• What is being asked
Please copy each line of the data that includes the string "lower".
• • • •
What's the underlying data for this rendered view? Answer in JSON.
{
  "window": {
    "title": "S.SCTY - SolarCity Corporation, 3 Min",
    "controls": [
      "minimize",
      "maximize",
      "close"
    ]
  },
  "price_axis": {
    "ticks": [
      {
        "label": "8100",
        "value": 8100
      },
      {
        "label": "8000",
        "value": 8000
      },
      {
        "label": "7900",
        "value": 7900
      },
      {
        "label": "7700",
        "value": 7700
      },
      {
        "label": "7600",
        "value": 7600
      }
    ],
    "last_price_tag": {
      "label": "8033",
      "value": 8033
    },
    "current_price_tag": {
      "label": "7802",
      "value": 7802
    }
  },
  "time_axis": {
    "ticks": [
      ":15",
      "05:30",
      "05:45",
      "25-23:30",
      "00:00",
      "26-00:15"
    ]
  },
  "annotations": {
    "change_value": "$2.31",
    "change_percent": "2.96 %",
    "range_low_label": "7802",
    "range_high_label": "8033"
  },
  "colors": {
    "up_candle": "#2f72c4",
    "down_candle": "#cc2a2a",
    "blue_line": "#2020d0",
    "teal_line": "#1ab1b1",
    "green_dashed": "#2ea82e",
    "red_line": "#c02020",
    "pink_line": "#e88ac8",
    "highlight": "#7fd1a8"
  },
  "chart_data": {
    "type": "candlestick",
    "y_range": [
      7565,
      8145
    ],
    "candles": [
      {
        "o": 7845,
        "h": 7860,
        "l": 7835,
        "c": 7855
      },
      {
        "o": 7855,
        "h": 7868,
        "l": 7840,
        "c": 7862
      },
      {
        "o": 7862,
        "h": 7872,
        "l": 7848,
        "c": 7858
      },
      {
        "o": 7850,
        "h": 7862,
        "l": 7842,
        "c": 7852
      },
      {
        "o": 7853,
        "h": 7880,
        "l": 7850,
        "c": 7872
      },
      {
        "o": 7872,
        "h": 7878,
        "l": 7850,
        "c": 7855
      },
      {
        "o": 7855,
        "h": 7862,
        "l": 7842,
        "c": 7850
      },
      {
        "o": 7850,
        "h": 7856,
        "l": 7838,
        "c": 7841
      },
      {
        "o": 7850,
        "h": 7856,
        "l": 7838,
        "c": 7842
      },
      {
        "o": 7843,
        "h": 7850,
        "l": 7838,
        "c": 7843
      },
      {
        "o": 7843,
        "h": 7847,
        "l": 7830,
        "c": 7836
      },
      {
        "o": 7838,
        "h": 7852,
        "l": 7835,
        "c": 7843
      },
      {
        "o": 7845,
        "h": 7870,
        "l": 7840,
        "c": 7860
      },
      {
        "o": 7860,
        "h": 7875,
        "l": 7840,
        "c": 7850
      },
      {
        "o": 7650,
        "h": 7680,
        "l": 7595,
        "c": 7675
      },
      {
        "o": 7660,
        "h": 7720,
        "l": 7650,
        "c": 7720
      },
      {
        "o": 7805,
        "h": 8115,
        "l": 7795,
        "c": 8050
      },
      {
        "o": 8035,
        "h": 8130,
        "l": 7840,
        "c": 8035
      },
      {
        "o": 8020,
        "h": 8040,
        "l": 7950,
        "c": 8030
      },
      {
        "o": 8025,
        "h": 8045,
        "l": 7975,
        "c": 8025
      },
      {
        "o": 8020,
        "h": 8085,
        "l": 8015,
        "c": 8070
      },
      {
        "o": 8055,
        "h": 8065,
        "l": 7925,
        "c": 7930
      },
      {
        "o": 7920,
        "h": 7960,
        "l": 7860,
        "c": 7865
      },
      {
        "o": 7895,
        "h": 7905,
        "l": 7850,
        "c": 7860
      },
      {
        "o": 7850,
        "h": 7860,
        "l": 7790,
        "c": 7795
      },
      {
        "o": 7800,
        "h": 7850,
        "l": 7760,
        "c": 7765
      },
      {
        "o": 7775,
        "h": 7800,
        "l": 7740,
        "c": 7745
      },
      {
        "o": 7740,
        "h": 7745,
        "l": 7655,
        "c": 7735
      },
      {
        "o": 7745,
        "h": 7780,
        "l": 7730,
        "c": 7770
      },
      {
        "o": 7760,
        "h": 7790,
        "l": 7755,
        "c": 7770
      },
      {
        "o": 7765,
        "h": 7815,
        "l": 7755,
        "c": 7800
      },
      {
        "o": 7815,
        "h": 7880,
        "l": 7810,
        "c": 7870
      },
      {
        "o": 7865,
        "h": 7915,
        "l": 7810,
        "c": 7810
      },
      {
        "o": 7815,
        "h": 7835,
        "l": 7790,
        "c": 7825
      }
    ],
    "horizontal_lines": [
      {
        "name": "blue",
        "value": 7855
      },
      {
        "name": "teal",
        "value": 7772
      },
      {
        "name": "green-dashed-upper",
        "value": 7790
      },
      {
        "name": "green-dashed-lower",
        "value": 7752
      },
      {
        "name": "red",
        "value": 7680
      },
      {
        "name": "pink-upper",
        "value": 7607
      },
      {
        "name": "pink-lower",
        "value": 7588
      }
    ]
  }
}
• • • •
• Output of the exercise
        "name": "green-dashed-lower",
        "name": "pink-lower",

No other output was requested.